“It dawned on me on a Saturday morning,” she said. “My husband and I were having coffee in the kitchen and not talking, as usual. And I realized that we had essentially forgotten how to talk to each other. We had been out of practice for so long that we lost the skill completely.

“I told my husband how I felt. He said he felt the same way. And that was it. I’m happier now. But I’m still devastated that it came to that.”

Imagine that. A quarter-century of history ending in silence. It’s unfortunately more common that anyone wants to admit, but the numbers bear it out.

A 2018 study found that the number of people over 50 getting divorced has grown 109 percent since 1990 (compared to a 14 percent increase among people 40 to 49 and a 21 percent decrease in the 25- to 49-year-old demographic.

So if you’re a 40-something married woman, what can you do to make sure you don’t wind up like our newly divorced client?

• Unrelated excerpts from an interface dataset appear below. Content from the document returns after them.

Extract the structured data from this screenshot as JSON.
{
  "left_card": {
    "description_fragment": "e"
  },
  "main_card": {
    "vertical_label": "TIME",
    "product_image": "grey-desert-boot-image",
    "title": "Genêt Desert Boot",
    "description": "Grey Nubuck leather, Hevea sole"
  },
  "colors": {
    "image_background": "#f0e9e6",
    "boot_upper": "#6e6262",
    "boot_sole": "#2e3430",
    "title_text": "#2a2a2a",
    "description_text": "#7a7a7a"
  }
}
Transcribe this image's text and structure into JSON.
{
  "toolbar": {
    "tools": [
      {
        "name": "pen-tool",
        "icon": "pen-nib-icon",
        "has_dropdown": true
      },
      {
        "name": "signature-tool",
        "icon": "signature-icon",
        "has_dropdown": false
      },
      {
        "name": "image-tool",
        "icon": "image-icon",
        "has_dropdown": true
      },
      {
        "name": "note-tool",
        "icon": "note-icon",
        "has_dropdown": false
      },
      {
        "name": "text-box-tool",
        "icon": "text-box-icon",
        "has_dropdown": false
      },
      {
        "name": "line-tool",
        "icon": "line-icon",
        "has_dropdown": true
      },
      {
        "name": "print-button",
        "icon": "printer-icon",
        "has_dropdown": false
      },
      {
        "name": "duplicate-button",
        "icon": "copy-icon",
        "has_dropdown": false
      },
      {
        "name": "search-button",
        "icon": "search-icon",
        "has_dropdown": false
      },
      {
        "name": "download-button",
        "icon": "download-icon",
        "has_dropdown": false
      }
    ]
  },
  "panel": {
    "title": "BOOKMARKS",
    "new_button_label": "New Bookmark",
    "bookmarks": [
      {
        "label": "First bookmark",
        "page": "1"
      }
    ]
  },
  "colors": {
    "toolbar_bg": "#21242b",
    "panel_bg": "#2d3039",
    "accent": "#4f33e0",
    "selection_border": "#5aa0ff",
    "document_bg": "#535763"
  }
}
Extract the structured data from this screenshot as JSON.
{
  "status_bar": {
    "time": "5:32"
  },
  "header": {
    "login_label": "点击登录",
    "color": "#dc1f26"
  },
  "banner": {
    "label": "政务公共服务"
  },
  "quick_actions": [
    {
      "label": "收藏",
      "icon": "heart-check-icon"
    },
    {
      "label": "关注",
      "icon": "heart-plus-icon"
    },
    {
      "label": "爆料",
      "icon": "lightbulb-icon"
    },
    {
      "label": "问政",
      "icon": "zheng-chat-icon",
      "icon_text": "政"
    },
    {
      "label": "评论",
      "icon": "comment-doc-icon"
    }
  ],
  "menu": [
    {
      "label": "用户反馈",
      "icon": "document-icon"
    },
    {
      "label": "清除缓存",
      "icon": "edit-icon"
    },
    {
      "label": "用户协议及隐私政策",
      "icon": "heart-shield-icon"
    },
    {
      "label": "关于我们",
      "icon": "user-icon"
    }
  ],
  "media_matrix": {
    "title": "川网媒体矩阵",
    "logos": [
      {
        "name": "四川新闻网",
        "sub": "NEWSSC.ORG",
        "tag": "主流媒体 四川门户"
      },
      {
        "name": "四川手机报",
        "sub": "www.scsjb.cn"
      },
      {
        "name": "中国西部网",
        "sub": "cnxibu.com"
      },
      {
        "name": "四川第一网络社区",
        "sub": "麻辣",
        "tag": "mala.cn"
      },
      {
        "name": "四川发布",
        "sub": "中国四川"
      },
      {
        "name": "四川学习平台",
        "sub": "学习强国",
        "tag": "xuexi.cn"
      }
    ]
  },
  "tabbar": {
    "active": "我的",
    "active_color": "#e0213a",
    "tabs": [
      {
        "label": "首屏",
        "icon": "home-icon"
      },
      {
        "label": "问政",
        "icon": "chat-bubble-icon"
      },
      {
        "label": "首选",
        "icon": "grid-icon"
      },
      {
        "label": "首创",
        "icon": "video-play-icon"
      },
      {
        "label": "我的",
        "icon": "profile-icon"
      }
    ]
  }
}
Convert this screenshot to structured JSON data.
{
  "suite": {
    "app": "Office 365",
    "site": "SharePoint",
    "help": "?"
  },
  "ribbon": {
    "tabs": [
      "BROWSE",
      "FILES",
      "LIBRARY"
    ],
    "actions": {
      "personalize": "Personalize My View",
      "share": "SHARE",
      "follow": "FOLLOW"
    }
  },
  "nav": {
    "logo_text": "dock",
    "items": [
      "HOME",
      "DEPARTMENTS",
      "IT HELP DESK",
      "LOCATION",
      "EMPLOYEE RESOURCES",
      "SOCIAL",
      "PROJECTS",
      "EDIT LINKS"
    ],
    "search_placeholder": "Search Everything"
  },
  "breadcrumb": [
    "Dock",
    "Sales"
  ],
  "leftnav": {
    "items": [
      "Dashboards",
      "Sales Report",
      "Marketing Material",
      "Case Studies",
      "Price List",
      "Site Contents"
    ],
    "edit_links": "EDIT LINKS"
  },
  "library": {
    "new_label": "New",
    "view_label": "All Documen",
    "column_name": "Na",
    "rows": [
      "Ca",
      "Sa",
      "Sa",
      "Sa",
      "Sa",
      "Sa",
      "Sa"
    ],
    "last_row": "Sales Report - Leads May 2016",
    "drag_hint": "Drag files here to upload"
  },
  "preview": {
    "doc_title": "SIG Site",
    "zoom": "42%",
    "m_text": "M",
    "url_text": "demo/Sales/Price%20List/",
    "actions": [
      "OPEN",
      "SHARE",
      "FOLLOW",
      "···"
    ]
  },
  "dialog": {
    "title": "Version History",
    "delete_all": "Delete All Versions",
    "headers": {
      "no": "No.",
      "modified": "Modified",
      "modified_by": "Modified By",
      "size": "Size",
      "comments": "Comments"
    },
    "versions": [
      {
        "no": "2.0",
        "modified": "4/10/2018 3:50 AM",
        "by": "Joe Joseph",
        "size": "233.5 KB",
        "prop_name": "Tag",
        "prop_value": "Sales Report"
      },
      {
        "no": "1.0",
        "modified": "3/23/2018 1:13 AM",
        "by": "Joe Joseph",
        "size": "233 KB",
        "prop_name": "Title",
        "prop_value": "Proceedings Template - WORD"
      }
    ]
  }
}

From our standpoint it’s pretty simple: put in the effort to keeping yourselves in each other’s lives.


Start with a standing date night, and do your best to look your very best every time out.

The simple ask of making the choice to look good for your partner is the epitome of romance. It subliminally (or not so subliminally) establishes the other person as worthy of your effort.

We’ve had clients come in specifically for something to wear on a date with their husbands. And it warmed our hearts every time, especially that smile they get when they find the perfect piece.

It’s a smile of pride, anticipation and love.

And it leads to the kind of dopamine release that builds up over time and keeps the fire burning beyond years and into decades.






Dressing for "Date Night"

What you wear obviously depends on what you’re doing, but our advice for date night with your partner is to dress elegantly but comfortably. Your partner is the one person you should feel okay about being around with your guard down.

Here are a few pieces we’ve sold clients in advance of date night:











Simple "Date Nights"

There’s a time, usually in your 30s, when you equate the price and pomp of date night activity with a successful date night.

But then, in your 40s, usually after a few years with kids, you realize that the company is more important than the activity.

Go for an inexpensive dinner. Go for a walk. Catch a flick or a play. Whatever you do, you want to know you look good and not give it another second of thought. You want to be 100% focused on your partner. In a perfect world, you want to notice something different about him every time you go out, and you want him to notice something different about you. That’s not going to happen if you’re overly focused on what you’re wearing or what you’re doing.






"Date Night" Etiquette

Real life with a young family is just about trying to get through the day in one piece. Things like chivalry and courtesy take a back seat and that’s okay. But it’s not okay on date night.

You and your partner should commit to being on your best behaviour on date night. Hold doors for each other. Say “pardon me?” instead of “what?”

And make an effort to keep conversations going by avoiding words that shut them down: words like “no” and “whatever.” There’s an old improv trick where you answer everything your stage partner says with “yes…and…” so there’s always something to say and the conversation is always being added to.


And finally…
Try to keep your date nights. Yes, life is busy, but not too busy that you can’t take two hours a week to make sure you and your partner have a sustainable future.





On a personal note





Clarke and Dorothea have been married for 31 years. They’re on a super-busy buying trip, crisscrossing Europe, going frantically from show to show and making decisions that will affect the next year here at PK. But you can bet they’ll make time to take time at their favourite café romantic Maison Bès in Paris, Dry Milano in Milan for negronis and great music.